[Records from a collection]

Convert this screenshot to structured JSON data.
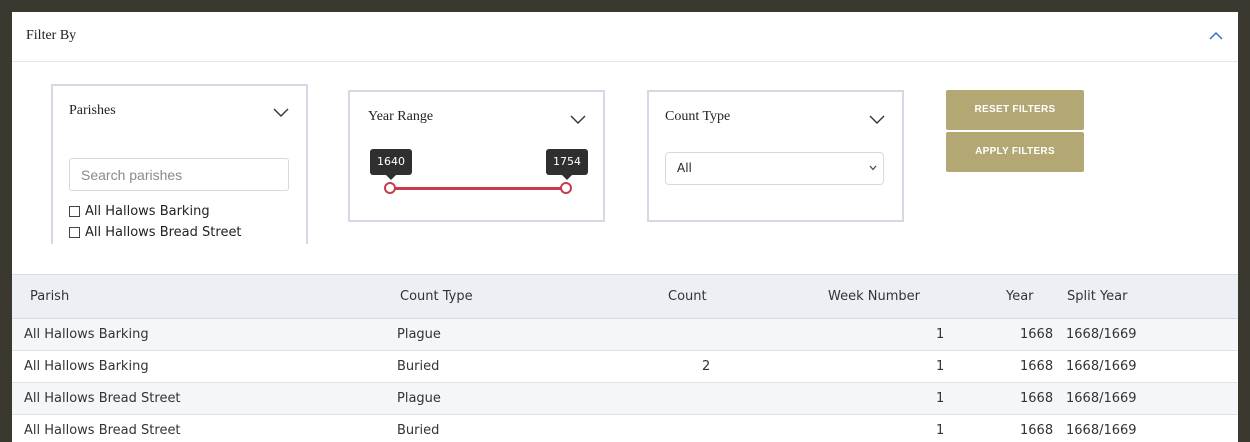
{
  "filter": {
    "title": "Filter By",
    "parishes": {
      "label": "Parishes",
      "search_placeholder": "Search parishes",
      "options": [
        "All Hallows Barking",
        "All Hallows Bread Street"
      ]
    },
    "year_range": {
      "label": "Year Range",
      "min_label": "1640",
      "max_label": "1754",
      "min_value": 1640,
      "max_value": 1754
    },
    "count_type": {
      "label": "Count Type",
      "selected": "All"
    },
    "buttons": {
      "reset": "RESET FILTERS",
      "apply": "APPLY FILTERS"
    }
  },
  "table": {
    "columns": [
      "Parish",
      "Count Type",
      "Count",
      "Week Number",
      "Year",
      "Split Year"
    ],
    "rows": [
      [
        "All Hallows Barking",
        "Plague",
        "",
        "1",
        "1668",
        "1668/1669"
      ],
      [
        "All Hallows Barking",
        "Buried",
        "2",
        "1",
        "1668",
        "1668/1669"
      ],
      [
        "All Hallows Bread Street",
        "Plague",
        "",
        "1",
        "1668",
        "1668/1669"
      ],
      [
        "All Hallows Bread Street",
        "Buried",
        "",
        "1",
        "1668",
        "1668/1669"
      ]
    ]
  },
  "colors": {
    "accent_button": "#b3a874",
    "slider": "#c83a4c",
    "collapse_icon": "#2f6fd1"
  }
}
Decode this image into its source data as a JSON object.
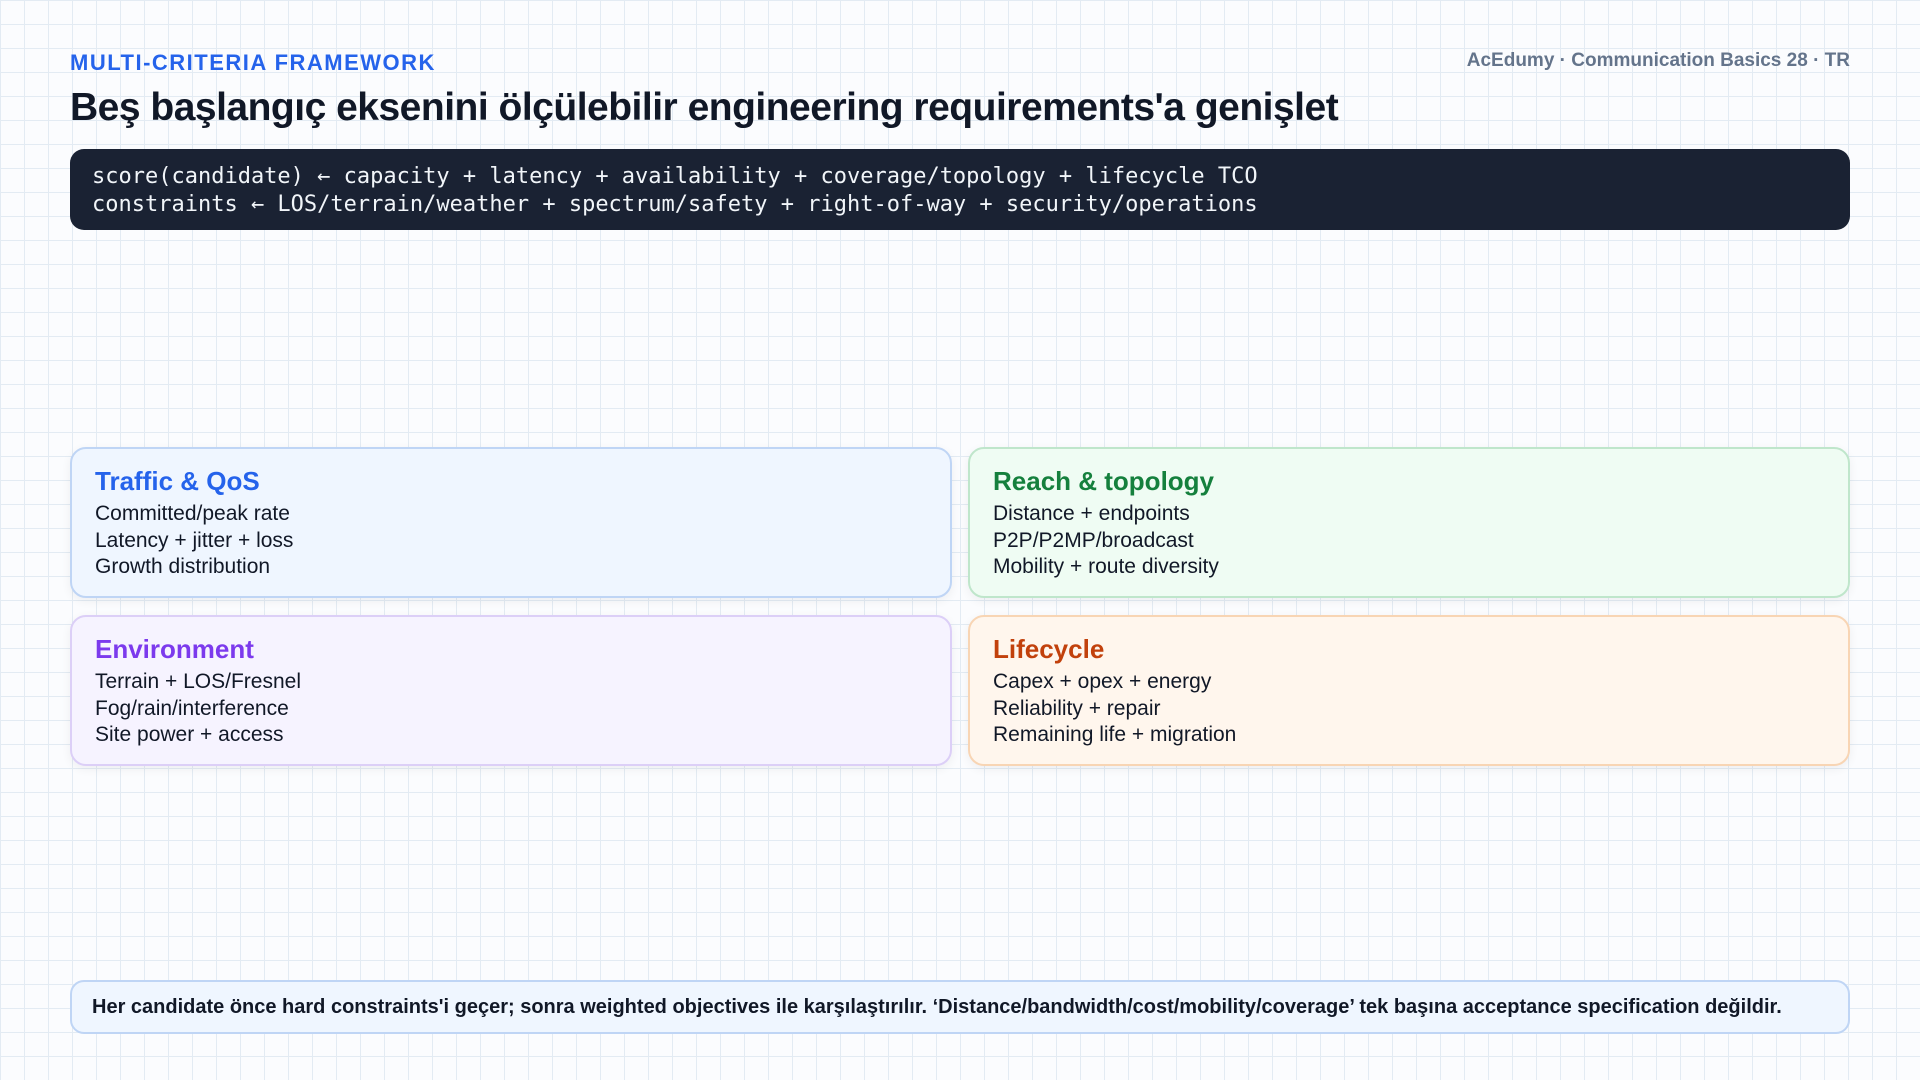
{
  "header": {
    "eyebrow": "MULTI-CRITERIA FRAMEWORK",
    "brand": "AcEdumy · Communication Basics 28 · TR",
    "title": "Beş başlangıç eksenini ölçülebilir engineering requirements'a genişlet"
  },
  "formula": {
    "line1": "score(candidate) ← capacity + latency + availability + coverage/topology + lifecycle TCO",
    "line2": "constraints ← LOS/terrain/weather + spectrum/safety + right-of-way + security/operations"
  },
  "cards": {
    "traffic": {
      "title": "Traffic & QoS",
      "lines": [
        "Committed/peak rate",
        "Latency + jitter + loss",
        "Growth distribution"
      ],
      "accent": "#2563eb"
    },
    "reach": {
      "title": "Reach & topology",
      "lines": [
        "Distance + endpoints",
        "P2P/P2MP/broadcast",
        "Mobility + route diversity"
      ],
      "accent": "#15803d"
    },
    "environment": {
      "title": "Environment",
      "lines": [
        "Terrain + LOS/Fresnel",
        "Fog/rain/interference",
        "Site power + access"
      ],
      "accent": "#7c3aed"
    },
    "lifecycle": {
      "title": "Lifecycle",
      "lines": [
        "Capex + opex + energy",
        "Reliability + repair",
        "Remaining life + migration"
      ],
      "accent": "#c2410c"
    }
  },
  "footer_note": "Her candidate önce hard constraints'i geçer; sonra weighted objectives ile karşılaştırılır. ‘Distance/bandwidth/cost/mobility/coverage’ tek başına acceptance specification değildir."
}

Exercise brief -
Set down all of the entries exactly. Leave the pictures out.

Solution for this exercise -
Convert this screenshot to structured JSON data.
{
  "filter": {
    "title": "Filter By",
    "parishes": {
      "label": "Parishes",
      "search_placeholder": "Search parishes",
      "options": [
        "All Hallows Barking",
        "All Hallows Bread Street"
      ]
    },
    "year_range": {
      "label": "Year Range",
      "min_label": "1640",
      "max_label": "1754",
      "min_value": 1640,
      "max_value": 1754
    },
    "count_type": {
      "label": "Count Type",
      "selected": "All"
    },
    "buttons": {
      "reset": "RESET FILTERS",
      "apply": "APPLY FILTERS"
    }
  },
  "table": {
    "columns": [
      "Parish",
      "Count Type",
      "Count",
      "Week Number",
      "Year",
      "Split Year"
    ],
    "rows": [
      [
        "All Hallows Barking",
        "Plague",
        "",
        "1",
        "1668",
        "1668/1669"
      ],
      [
        "All Hallows Barking",
        "Buried",
        "2",
        "1",
        "1668",
        "1668/1669"
      ],
      [
        "All Hallows Bread Street",
        "Plague",
        "",
        "1",
        "1668",
        "1668/1669"
      ],
      [
        "All Hallows Bread Street",
        "Buried",
        "",
        "1",
        "1668",
        "1668/1669"
      ]
    ]
  },
  "colors": {
    "accent_button": "#b3a874",
    "slider": "#c83a4c",
    "collapse_icon": "#2f6fd1"
  }
}
Decode this image into its source data as a JSON object.
{
  "header": {
    "eyebrow": "MULTI-CRITERIA FRAMEWORK",
    "brand": "AcEdumy · Communication Basics 28 · TR",
    "title": "Beş başlangıç eksenini ölçülebilir engineering requirements'a genişlet"
  },
  "formula": {
    "line1": "score(candidate) ← capacity + latency + availability + coverage/topology + lifecycle TCO",
    "line2": "constraints ← LOS/terrain/weather + spectrum/safety + right-of-way + security/operations"
  },
  "cards": {
    "traffic": {
      "title": "Traffic & QoS",
      "lines": [
        "Committed/peak rate",
        "Latency + jitter + loss",
        "Growth distribution"
      ],
      "accent": "#2563eb"
    },
    "reach": {
      "title": "Reach & topology",
      "lines": [
        "Distance + endpoints",
        "P2P/P2MP/broadcast",
        "Mobility + route diversity"
      ],
      "accent": "#15803d"
    },
    "environment": {
      "title": "Environment",
      "lines": [
        "Terrain + LOS/Fresnel",
        "Fog/rain/interference",
        "Site power + access"
      ],
      "accent": "#7c3aed"
    },
    "lifecycle": {
      "title": "Lifecycle",
      "lines": [
        "Capex + opex + energy",
        "Reliability + repair",
        "Remaining life + migration"
      ],
      "accent": "#c2410c"
    }
  },
  "footer_note": "Her candidate önce hard constraints'i geçer; sonra weighted objectives ile karşılaştırılır. ‘Distance/bandwidth/cost/mobility/coverage’ tek başına acceptance specification değildir."
}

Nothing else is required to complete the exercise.